Alicia García Arroyo
Matrix Metalloproteinases in Angiogenesis and Inflammation
National Cardiovascular Research Center Carlos
Alicia G. Arroyo graduated in Medicine from the Complutense University of Madrid in 1989, beginning her scientific training as an undergraduate student in the Center for Biological Research (CIB, CSIC). After this, she specialized in immunology in the Hospital de la Princesa (Madrid), where she did her doctoral thesis on novel mechanisms for the regulation of integrin cellular adhesion receptors in human leukocytes (Universidad Autónoma de Madrid, 1994). In 1995 she moved to Dr. R.O. Hynes' laboratory (MIT, Cambridge, USA), where she analyzed the in vivo function of alpha4 integrins in haematopoiesis and inflammation, in deficient or chimeric mice for these receptors. In 1999 she established her group at the University Hospital of the Princess (as CSIC Scientific Holder). Here she began her studies into the regulation of extracellular matrix metalloproteinases. She joined the CNIC as Group Leader in December 2003. She is currently Senior Group Leader, and her scientific interests are focused on characterizing cellular principles and molecular pathways contributing to new vessel formation in different organs, particularly in the heart, in homeostasis and upon Inflammation and on using this information for designing novel angiotherapies to improve tissue performance and repair.

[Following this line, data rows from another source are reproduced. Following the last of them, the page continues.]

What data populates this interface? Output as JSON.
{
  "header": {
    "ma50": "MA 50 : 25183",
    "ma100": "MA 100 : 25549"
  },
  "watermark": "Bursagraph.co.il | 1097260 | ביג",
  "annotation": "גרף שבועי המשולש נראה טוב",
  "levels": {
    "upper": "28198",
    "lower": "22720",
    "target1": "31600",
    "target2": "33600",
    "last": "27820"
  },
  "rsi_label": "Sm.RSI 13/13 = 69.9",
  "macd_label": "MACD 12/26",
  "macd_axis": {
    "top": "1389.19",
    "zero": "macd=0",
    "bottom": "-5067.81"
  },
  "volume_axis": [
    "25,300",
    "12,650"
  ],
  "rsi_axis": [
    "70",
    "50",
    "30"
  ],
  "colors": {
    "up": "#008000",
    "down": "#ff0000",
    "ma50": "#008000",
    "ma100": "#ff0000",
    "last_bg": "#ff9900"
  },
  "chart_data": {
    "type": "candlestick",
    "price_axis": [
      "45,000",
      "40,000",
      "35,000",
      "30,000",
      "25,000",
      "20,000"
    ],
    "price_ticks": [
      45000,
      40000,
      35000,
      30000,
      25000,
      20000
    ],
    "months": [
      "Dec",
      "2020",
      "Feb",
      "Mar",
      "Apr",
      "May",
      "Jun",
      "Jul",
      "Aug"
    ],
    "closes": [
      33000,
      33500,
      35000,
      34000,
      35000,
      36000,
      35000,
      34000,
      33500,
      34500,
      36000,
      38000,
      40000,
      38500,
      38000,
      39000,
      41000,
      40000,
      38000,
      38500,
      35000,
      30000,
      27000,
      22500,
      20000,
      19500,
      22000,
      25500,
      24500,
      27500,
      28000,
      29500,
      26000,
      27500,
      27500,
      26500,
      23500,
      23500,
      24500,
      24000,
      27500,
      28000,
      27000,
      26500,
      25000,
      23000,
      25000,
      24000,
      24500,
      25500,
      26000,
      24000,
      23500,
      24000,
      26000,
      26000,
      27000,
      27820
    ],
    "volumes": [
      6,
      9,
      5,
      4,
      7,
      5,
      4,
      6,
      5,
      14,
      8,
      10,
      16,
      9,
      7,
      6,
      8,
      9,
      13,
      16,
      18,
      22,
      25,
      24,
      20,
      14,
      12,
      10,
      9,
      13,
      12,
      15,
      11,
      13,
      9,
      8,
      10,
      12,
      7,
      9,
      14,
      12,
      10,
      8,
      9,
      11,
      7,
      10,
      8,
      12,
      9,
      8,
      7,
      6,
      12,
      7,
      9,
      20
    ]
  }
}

Udi Y, Grossman M, Solomonov I, Dym O, Rozenberg H, Moreno V, Cuniasse P, Dive V, Arroyo AG, Sagi I. Inhibition mechanism of membrane metalloprotease by an exosite-swiveling conformational antibody. Structure. 2015 Jan 6;23(1):104-15.
Martin-Alonso M, Garcia-Redondo AB, Guo D, Camafeita E, Martínez F, Alfranca A, Mendez-Barbero N, Pollan A, Sanchez-Camacho C, Denhardt DT, Seiki M. Deficiency of MMP17/MT4-MMP proteolytic activity predisposes to aortic aneurysm in mice. Circulation research. 2015 May 11:CIRCRESAHA-114.
Arroyo AG, Andrés V. ADAMTS7 in Cardiovascular Disease.